Author: 
Humphry Davy, "first rank" chemist and poet
Publication details: 
[1796] and [1798 watermark respectively]
£4,500.00
SKU: 21169

A. "The Tempest", 2pp. cr.8vo, apparently formerly in an album, with numbers in a different hand ("(136)" and "60" ("On Mounts Bay" below numbered "(137) and "59") and "5" adjacent to ascription to "Sir H. Davy"), trimmed with minor loss of text. A footnote in the volume of the Collected Works in which the poem is printed, reveals that the MS poem was found among the papers of a Dr Cardew who had added a note concerning Davy's authorship (as described above). It was published in the Annual Anthology of 1799 so that the minor differences from the holograph may well be authorial (use of ampersand and capitals etc, "bright beauty" to "her beauty", "sweet-smiling" to "bright", "murky" to "dismal". Davy has put a line through three lines of verse, and re-worked them, Another line is smudged, and appears re-worked later.
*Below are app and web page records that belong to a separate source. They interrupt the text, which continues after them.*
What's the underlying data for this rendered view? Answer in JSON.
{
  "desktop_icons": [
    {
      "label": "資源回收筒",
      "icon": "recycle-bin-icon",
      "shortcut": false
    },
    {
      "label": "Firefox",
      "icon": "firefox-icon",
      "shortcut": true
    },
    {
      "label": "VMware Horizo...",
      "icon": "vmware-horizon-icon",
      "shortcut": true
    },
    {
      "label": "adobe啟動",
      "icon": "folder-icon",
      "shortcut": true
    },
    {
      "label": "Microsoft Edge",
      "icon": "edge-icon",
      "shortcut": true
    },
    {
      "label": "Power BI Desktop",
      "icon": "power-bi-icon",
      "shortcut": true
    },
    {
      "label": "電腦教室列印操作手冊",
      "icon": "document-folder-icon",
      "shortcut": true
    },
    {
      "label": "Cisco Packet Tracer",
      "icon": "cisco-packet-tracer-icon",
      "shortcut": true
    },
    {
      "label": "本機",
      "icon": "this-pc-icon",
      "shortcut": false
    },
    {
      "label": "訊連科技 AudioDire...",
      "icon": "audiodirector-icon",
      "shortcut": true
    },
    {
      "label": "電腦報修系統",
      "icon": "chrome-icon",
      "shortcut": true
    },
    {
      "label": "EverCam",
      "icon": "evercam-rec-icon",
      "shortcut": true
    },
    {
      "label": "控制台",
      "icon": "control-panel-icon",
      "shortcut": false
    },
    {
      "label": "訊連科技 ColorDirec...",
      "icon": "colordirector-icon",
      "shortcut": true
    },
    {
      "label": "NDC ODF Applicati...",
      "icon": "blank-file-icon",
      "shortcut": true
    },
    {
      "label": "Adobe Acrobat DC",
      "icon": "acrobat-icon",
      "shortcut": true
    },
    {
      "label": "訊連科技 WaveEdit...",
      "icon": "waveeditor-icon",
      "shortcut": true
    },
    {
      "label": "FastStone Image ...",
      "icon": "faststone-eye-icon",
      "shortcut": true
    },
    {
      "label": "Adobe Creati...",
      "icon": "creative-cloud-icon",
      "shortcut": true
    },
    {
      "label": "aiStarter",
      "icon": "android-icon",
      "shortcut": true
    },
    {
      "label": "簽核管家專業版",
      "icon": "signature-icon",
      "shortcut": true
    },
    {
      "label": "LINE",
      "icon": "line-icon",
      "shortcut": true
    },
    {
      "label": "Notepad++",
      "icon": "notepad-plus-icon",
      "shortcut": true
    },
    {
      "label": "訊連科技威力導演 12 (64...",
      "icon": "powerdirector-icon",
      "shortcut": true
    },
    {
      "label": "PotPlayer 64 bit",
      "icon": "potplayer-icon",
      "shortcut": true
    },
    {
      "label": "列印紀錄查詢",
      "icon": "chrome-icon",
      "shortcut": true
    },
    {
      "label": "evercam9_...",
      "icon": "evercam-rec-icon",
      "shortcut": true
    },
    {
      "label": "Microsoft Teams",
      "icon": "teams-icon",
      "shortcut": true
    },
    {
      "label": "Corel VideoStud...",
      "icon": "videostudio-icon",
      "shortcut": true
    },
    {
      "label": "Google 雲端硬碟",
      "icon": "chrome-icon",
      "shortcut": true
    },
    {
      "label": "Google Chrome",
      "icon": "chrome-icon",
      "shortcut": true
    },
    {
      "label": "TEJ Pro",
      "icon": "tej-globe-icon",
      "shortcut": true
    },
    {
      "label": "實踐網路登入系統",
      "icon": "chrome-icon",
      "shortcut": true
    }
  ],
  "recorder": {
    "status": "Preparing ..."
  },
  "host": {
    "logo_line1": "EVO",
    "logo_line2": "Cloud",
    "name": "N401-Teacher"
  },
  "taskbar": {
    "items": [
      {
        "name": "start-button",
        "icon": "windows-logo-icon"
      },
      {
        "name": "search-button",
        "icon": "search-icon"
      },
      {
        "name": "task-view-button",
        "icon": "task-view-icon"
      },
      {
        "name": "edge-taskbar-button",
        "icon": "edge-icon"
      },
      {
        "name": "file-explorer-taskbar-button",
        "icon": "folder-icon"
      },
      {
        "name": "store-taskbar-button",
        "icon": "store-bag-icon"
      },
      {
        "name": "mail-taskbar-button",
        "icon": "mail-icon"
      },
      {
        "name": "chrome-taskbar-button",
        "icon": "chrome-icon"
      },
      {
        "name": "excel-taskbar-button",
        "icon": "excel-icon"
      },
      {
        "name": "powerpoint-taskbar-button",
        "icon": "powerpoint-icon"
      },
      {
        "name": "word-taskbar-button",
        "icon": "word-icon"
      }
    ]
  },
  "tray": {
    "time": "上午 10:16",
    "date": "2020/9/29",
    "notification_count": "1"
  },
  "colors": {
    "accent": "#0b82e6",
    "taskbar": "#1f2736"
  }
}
B. "[On] Mounts Bay", 4pp., folio, grubby but legible, headed with note in another hand (presumably Cardew's as above)" (Sir H. Davy) | Extract from an unfinished poem on" [Mounts Bay in Davy's hand], published in Paris's "Life" (see note below). The text is worked over by the author, his corrections and additions often reflected in the printed text, from words, capitals, to lines elided. Notes: A. " [I]n his 1817 poetry collection Sibylline Leaves, S. T. Coleridge wrote that Davy was a man who would have established himself in the first rank of England’s living Poets, if the Genius of our country had not decreed that he should rather be the first in the first rank of its Philosophers and scientific Benefactors". B.[The Tempest] Text in The Collected Works of Humphry Davy, vol. 1, pp.31-2, etc; C. "On Mount Bay" in Paris's "The LIfe of Sir Humphry Davy", vol.1 (1831), pp.36-39. D. William Wordsworth and Samuel Taylor Coleridge moved to the Lake District in 1800, and asked Davy to deal with the Bristol publishers of the Lyrical Ballads, Biggs & Cottle. Coleridge asked Davy to proofread the second edition of the Lyrical Ballads, the first to contain Wordsworth's Preface in a letter dated 16 July 1800: "Will you be so kind as just to look over the sheets of the lyrical Ballads". Wordsworth subsequently wrote to Davy on 29 July 1800, sending him the first manuscript sheet of poems and asking him specifically to correct: "any thing you find amiss in the punctuation a business at which I am ashamed to say I am no adept". Wordsworth was ill in the autumn of 1800 and slow in sending poems for the second edition; the volume appeared on 26 January 1801 even though it was dated 1800. While it is impossible to know whether Davy was at fault, this edition of the Lyrical Ballads contained many errors, including the poem "Michael" being left incomplete. In a personal notebook marked on the front cover "Clifton 1800 From August to Novr", Davy wrote his own Lyrical Ballad: "As I was walking up the street". Wordsworth features in Davy's poem as the recorder of ordinary lives in the line: "By poet Wordsworths Rymes".